Action item: The result should be the line with "Parse this screenshot: output" followed by every remaining line of the entries, each reproduced exactly, with nothing else.

Segment Start: Data extracts

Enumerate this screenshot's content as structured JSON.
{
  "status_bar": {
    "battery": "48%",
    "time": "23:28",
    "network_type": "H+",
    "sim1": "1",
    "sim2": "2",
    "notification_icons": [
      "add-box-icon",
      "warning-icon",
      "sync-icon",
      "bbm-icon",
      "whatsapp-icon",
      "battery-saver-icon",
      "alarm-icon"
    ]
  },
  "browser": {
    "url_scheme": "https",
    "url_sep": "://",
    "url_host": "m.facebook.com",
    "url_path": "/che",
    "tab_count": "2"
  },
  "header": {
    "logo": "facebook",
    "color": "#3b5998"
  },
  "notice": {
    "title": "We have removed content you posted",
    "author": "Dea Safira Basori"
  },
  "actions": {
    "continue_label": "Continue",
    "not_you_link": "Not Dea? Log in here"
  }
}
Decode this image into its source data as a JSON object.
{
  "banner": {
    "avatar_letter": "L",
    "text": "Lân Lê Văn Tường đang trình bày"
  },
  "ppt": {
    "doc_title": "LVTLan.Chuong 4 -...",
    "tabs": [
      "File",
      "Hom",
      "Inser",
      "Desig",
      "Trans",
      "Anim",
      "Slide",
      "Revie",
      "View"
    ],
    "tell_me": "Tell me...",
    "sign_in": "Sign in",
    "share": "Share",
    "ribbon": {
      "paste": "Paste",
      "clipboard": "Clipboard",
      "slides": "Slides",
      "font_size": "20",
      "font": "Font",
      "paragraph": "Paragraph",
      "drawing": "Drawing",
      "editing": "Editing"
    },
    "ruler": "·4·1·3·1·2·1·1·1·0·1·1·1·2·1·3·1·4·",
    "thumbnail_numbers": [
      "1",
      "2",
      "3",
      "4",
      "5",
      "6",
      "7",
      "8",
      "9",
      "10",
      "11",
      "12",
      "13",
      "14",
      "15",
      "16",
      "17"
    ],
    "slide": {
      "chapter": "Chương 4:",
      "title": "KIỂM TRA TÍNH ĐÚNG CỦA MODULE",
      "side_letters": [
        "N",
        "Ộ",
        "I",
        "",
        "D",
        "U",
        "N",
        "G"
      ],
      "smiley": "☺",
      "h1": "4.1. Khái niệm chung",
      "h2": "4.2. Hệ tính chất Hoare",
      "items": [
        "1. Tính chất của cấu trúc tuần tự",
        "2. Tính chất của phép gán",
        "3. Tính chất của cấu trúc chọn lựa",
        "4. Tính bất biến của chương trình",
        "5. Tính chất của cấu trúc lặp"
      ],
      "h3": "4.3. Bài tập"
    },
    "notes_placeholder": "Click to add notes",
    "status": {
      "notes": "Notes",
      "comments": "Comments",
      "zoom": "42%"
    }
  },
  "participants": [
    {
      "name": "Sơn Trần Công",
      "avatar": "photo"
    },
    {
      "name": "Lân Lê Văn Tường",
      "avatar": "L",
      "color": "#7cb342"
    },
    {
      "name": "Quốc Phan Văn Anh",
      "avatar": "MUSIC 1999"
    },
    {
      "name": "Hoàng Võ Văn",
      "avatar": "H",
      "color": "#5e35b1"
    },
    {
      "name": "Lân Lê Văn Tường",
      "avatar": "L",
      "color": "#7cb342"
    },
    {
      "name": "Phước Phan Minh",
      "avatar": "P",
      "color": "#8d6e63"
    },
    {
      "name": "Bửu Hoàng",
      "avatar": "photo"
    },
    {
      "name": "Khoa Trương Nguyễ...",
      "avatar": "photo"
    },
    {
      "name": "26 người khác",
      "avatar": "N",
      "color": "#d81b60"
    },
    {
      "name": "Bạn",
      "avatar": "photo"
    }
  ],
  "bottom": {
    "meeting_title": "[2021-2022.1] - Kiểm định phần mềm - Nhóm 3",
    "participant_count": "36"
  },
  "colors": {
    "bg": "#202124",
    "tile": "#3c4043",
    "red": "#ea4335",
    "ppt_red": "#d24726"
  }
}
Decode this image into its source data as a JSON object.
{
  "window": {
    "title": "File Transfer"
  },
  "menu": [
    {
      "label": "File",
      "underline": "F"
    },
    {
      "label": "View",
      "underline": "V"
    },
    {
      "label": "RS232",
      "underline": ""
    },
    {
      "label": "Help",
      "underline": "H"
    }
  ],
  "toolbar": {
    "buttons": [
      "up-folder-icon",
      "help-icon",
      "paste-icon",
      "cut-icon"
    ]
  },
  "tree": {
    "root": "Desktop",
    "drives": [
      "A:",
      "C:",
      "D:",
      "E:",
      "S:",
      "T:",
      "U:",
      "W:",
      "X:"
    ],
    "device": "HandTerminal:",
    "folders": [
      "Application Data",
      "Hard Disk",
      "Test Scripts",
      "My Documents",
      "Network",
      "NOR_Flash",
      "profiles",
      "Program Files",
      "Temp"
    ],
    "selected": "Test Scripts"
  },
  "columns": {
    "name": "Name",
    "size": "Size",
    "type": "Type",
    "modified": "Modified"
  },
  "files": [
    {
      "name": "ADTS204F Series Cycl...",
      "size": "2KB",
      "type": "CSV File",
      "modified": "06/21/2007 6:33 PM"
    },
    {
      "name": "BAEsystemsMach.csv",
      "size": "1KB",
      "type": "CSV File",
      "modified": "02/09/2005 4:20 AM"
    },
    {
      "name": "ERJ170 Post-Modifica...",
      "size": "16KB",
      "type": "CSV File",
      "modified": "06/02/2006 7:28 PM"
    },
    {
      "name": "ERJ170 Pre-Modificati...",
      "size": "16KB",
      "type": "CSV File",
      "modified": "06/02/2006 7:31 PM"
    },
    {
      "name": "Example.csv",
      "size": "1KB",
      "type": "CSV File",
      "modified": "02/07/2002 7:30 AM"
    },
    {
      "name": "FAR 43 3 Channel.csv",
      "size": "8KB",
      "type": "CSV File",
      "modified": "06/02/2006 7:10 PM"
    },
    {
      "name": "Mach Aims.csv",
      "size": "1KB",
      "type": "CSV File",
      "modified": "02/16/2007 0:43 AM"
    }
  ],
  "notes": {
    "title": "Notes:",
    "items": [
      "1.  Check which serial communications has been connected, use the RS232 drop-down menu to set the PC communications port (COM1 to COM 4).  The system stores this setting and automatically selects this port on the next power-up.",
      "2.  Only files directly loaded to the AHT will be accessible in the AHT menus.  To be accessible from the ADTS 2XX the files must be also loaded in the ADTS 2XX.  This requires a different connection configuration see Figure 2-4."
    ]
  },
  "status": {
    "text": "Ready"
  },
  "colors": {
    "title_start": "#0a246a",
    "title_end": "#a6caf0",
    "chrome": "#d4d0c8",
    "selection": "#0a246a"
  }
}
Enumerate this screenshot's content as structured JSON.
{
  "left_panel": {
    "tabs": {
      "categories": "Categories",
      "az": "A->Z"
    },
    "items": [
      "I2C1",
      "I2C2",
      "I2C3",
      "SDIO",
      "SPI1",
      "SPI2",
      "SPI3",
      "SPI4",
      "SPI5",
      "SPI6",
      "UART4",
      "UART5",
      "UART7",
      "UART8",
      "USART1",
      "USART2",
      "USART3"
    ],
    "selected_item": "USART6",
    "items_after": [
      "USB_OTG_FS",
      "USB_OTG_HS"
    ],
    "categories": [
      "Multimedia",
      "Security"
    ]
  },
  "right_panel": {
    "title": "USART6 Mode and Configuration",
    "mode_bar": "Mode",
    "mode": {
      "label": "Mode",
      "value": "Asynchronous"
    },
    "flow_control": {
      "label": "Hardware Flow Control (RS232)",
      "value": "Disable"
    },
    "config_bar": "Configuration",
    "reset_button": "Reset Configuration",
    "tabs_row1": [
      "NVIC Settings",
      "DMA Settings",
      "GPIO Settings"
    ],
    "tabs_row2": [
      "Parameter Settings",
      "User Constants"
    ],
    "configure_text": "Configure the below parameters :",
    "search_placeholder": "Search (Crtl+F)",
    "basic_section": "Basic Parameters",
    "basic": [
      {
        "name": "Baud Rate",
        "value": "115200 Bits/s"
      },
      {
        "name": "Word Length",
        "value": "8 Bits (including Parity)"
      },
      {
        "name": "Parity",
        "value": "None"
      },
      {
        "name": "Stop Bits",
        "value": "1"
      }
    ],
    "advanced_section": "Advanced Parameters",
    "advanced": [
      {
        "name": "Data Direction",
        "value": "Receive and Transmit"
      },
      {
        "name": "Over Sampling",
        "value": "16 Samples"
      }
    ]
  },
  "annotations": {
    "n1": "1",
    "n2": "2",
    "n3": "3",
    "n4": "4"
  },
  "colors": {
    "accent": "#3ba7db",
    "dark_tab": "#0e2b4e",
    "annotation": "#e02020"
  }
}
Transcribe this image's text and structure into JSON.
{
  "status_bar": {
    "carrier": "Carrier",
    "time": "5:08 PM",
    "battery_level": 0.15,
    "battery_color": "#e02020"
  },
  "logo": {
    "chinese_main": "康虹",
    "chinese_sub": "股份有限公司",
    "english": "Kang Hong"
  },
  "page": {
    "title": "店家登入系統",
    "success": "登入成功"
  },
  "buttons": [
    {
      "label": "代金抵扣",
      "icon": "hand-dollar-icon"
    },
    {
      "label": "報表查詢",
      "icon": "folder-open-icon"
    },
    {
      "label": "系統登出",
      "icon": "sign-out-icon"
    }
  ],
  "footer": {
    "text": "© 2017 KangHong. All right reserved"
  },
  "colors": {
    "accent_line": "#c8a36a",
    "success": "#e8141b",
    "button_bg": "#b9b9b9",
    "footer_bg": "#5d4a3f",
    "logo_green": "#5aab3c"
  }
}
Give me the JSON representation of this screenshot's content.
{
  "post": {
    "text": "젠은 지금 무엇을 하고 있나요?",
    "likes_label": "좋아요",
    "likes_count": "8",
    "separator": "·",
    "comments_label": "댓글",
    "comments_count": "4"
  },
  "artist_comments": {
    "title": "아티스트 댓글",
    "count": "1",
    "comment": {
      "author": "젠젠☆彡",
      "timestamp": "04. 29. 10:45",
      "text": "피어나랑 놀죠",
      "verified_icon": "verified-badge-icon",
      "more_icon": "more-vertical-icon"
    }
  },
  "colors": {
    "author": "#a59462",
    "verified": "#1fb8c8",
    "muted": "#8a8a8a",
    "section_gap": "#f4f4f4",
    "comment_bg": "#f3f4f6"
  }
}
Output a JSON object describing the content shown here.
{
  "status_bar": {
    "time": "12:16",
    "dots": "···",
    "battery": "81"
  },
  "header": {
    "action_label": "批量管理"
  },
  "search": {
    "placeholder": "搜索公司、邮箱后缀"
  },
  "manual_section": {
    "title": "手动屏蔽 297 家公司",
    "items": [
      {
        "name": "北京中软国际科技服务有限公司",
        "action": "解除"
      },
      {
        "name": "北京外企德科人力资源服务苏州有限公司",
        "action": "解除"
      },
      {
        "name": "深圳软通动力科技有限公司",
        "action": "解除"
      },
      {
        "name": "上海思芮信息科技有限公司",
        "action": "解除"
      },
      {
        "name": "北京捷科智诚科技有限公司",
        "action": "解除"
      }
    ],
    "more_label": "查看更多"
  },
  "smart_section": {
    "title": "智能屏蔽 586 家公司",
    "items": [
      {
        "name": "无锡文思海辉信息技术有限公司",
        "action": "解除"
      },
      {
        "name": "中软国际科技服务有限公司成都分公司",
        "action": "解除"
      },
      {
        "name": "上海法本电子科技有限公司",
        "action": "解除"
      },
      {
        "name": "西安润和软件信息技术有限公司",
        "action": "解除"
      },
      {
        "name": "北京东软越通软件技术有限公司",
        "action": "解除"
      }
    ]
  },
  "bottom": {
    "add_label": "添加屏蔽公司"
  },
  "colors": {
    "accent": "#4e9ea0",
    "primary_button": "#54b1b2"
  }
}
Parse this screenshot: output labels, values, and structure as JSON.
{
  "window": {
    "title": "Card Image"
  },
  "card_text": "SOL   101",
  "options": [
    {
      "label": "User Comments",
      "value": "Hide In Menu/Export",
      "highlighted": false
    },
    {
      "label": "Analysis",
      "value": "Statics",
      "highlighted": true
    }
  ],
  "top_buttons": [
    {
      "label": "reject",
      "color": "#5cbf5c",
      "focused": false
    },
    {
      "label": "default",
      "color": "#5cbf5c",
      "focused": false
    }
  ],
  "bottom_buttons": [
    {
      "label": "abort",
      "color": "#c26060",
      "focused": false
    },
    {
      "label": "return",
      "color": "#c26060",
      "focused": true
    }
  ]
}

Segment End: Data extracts

Task solution:
Parse this screenshot: output labels, values, and structure as JSON.
{
  "window": {
    "title": "Card Image"
  },
  "card_text": "SOL   101",
  "options": [
    {
      "label": "User Comments",
      "value": "Hide In Menu/Export",
      "highlighted": false
    },
    {
      "label": "Analysis",
      "value": "Statics",
      "highlighted": true
    }
  ],
  "top_buttons": [
    {
      "label": "reject",
      "color": "#5cbf5c",
      "focused": false
    },
    {
      "label": "default",
      "color": "#5cbf5c",
      "focused": false
    }
  ],
  "bottom_buttons": [
    {
      "label": "abort",
      "color": "#c26060",
      "focused": false
    },
    {
      "label": "return",
      "color": "#c26060",
      "focused": true
    }
  ]
}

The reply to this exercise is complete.